Going line by line through the data below, report how many lines include the word "copy", with nothing added.

### Source material
== Segment start ==

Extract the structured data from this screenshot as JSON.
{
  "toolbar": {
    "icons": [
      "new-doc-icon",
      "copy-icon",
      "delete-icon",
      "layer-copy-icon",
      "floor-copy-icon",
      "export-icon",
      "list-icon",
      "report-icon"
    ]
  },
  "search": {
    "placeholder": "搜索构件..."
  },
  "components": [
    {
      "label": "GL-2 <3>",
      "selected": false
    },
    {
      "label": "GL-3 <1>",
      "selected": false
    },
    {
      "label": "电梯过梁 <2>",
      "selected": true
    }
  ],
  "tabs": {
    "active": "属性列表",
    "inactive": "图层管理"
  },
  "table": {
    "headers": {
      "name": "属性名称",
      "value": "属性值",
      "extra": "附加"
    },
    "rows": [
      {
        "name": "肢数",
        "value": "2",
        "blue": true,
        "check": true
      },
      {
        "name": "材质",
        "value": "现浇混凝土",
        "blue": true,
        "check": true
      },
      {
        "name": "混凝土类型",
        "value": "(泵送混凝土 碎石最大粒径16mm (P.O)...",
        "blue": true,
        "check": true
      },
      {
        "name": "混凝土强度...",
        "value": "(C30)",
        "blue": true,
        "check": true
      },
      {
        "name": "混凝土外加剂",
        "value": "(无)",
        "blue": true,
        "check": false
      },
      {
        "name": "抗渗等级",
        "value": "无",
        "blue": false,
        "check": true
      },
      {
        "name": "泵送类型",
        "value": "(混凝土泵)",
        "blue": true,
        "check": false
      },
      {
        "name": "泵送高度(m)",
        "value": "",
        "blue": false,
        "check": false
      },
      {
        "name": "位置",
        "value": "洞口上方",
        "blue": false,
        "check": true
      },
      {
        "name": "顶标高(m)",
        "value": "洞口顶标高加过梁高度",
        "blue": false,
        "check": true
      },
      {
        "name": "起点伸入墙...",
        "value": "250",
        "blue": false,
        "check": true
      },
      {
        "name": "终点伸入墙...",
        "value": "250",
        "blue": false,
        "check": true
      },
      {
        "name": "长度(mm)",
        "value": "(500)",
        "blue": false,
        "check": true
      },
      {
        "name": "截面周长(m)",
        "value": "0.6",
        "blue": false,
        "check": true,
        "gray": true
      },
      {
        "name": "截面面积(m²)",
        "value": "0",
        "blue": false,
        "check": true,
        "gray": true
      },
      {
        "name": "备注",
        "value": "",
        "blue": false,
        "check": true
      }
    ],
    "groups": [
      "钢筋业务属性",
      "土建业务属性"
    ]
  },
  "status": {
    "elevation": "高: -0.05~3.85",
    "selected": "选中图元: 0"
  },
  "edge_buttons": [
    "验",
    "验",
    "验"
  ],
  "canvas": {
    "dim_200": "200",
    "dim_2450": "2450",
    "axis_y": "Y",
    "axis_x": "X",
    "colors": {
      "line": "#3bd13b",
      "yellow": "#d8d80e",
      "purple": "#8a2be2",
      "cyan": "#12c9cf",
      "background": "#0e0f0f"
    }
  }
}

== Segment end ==

### Exercise solution
3